When I was 12 years old, I went into the doctor for a routine checkup. Everything looked great; I was healthy, I was eating right and I was exercising 10 hours a week due to club swimming. But my pediatrician had one problem: “You’ve lost weight since last year.”
To me, that made sense. Sure, I’d grown an inch or so, but I was exercising so much more, and I assumed my energy was going towards height instead of weight. That wasn’t enough for the doctors, though, who decided it would be a good idea for me to start eating ice cream every day (that’s how I realized I was lactose intolerant, but that’s a whole other story). Though I had no health problems, they wanted me to consume around ½ cup of high lactose, high sugar food, just so the number would make them more comfortable.
The newest abstinence trend, No Scale November is blowing up on Instagram. But here’s the thing: if you can commit to not weighing yourself throughout the month of November, how hard is it to just… not? Ever?
Weight is something we see everywhere, from the covers of magazines (“Lose 10 pounds in 2 weeks!”) to family gatherings (“Wow, have you lost weight?”) to even the doctors’ office or hospital (“Any unexplained weight loss or gain you’re worried about?”)
In our society, it’s hard for anyone–especially a woman–to be unaware of their weight. The number assigned to the force with which we press into the Earth seems to be a key in our identities, whether we want it to be or not.
Sure, the media does a terrible job showing women what they’re supposed to look like, but part of the weight-craze definitely has to do with knowing the number. And caring about the number. And letting the number decide how the rest of your day is going to be.

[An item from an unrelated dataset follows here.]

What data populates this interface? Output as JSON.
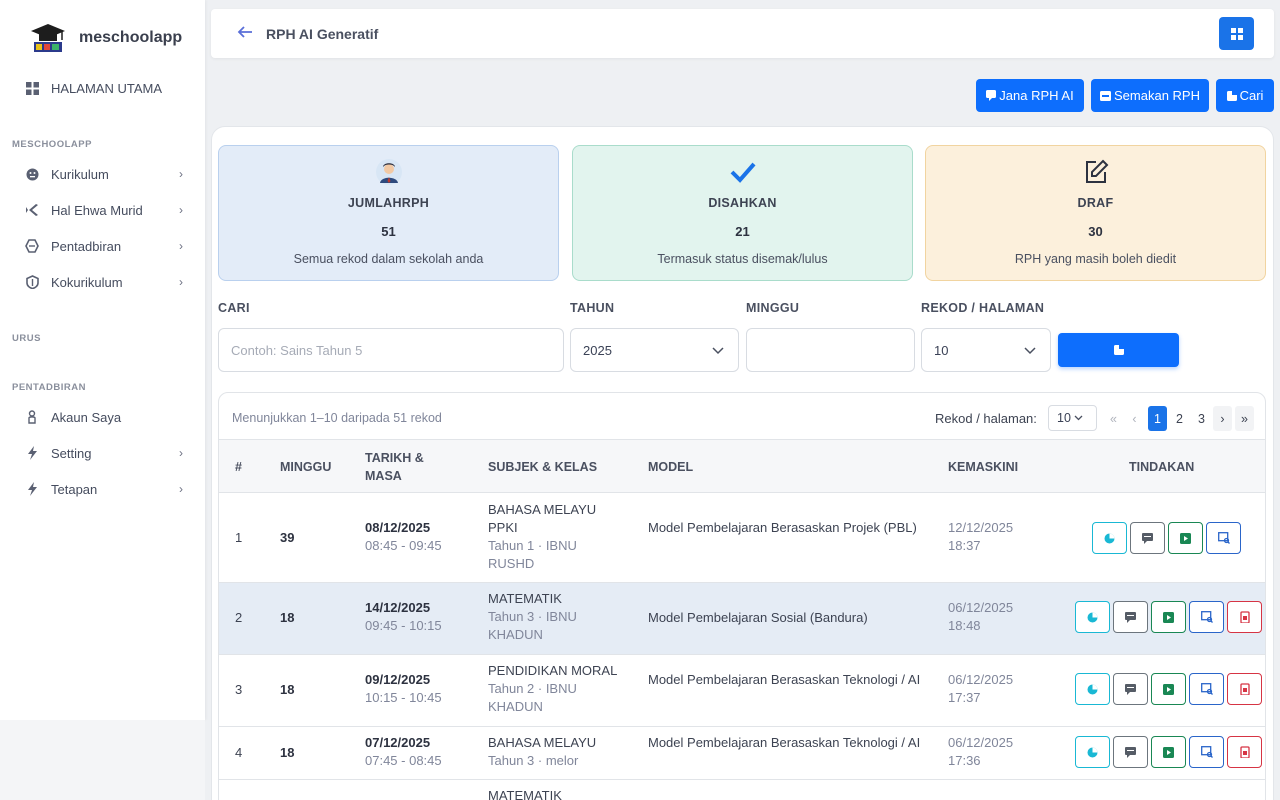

I used to care about the number. But it wasn’t my fault, at least, not really. When I was diagnosed with Crohn’s Disease, my health team became obsessed with my weight.
“Is she losing weight? Is she gaining weight? What does it mean? Is that good? Is it bad?”
The constant monitoring of the number meant I was constantly aware of it, and when I started feeling better, constantly striving to change it. After being on a high dose of Prednisone for God knows how long, I was 135 pounds. It didn’t sit well on my frame and it didn’t feel right. Naturally, I dropped to about 128 by the beginning of the summer of 2015. But now I knew what my body was capable of–102 pounds at my sickest–and felt like I needed to be lighter. Thinner. 120 or under. Something along those lines.
It quickly became an unhealthy obsession. I weighed myself every day at the gym, attempted to count calories and became increasingly frustrated when–unsurprisingly–I didn’t get results. It took me several months to realize what should have been obvious: that my weight didn’t actually match up with how I was feeling at the time.
So if you’re up on the trends, do No Scale November. But on December 1, don’t start weighing yourself again.